(Excerpts from an interface dataset)
────────────────────

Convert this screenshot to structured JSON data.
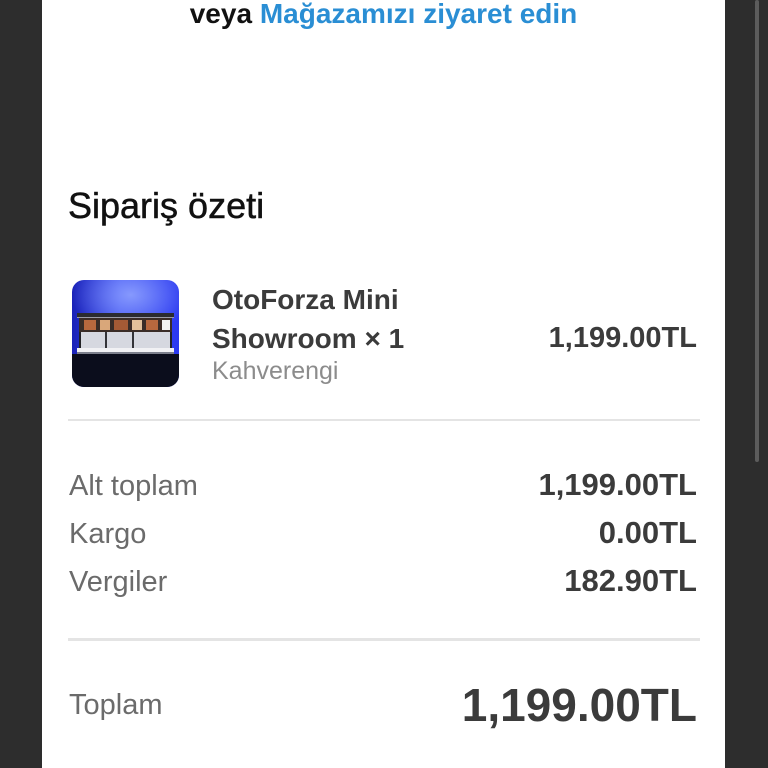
{
  "store_link": {
    "prefix": "veya",
    "label": "Mağazamızı ziyaret edin"
  },
  "order_summary": {
    "title": "Sipariş özeti",
    "item": {
      "name": "OtoForza Mini Showroom",
      "quantity": "× 1",
      "variant": "Kahverengi",
      "price": "1,199.00TL"
    },
    "lines": [
      {
        "label": "Alt toplam",
        "value": "1,199.00TL"
      },
      {
        "label": "Kargo",
        "value": "0.00TL"
      },
      {
        "label": "Vergiler",
        "value": "182.90TL"
      }
    ],
    "total": {
      "label": "Toplam",
      "value": "1,199.00TL"
    }
  },
  "colors": {
    "background": "#2d2d2d",
    "card": "#ffffff",
    "link": "#2a8ed4",
    "text_primary": "#111111",
    "text_value": "#3b3b3b",
    "text_muted": "#6b6b6b",
    "divider": "#e4e4e4"
  }
}
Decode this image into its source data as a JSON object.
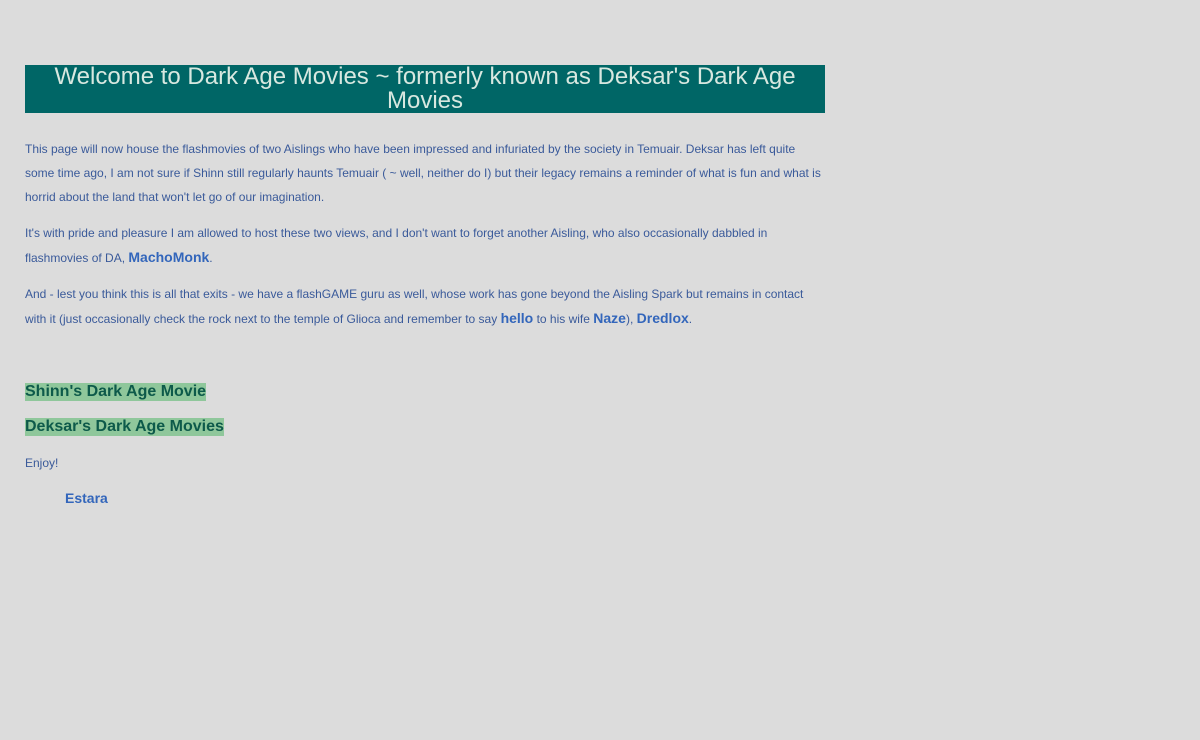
{
  "banner": {
    "title": "Welcome to Dark Age Movies ~ formerly known as Deksar's Dark Age Movies"
  },
  "intro": {
    "paragraph1": "This page will now house the flashmovies of two Aislings who have been impressed and infuriated by the society in Temuair. Deksar has left quite some time ago, I am not sure if Shinn still regularly haunts Temuair ( ~ well, neither do I) but their legacy remains a reminder of what is fun and what is horrid about the land that won't let go of our imagination.",
    "paragraph2_text": "It's with pride and pleasure I am allowed to host these two views, and I don't want to forget another Aisling, who also occasionally dabbled in flashmovies of DA,",
    "paragraph2_link": "MachoMonk",
    "paragraph2_end": ".",
    "paragraph3_text": "And - lest you think this is all that exits - we have a flashGAME guru as well, whose work has gone beyond the Aisling Spark but remains in contact with it (just occasionally check the rock next to the temple of Glioca and remember to say",
    "paragraph3_link1": "hello",
    "paragraph3_mid": "to his wife",
    "paragraph3_link2": "Naze",
    "paragraph3_sep": "),",
    "paragraph3_link3": "Dredlox",
    "paragraph3_end": "."
  },
  "movies": [
    {
      "label": "Shinn's Dark Age Movie"
    },
    {
      "label": "Deksar's Dark Age Movies"
    }
  ],
  "closing": {
    "enjoy": "Enjoy!",
    "signature": "Estara"
  },
  "colors": {
    "background": "#dcdcdc",
    "banner": "#006666",
    "body_text": "#3a5a9a",
    "link": "#3366bb",
    "movie_highlight": "#8fc79b"
  }
}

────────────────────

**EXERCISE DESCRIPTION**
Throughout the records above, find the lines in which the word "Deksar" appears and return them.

**ANSWER BELOW**
    "title": "Welcome to Dark Age Movies ~ formerly known as Deksar's Dark Age Movies"
    "paragraph1": "This page will now house the flashmovies of two Aislings who have been impressed and infuriated by the society in Temuair. Deksar has left quite some time ago, I am not sure if Shinn still regularly haunts Temuair ( ~ well, neither do I) but their legacy remains a reminder of what is fun and what is horrid about the land that won't let go of our imagination.",
      "label": "Deksar's Dark Age Movies"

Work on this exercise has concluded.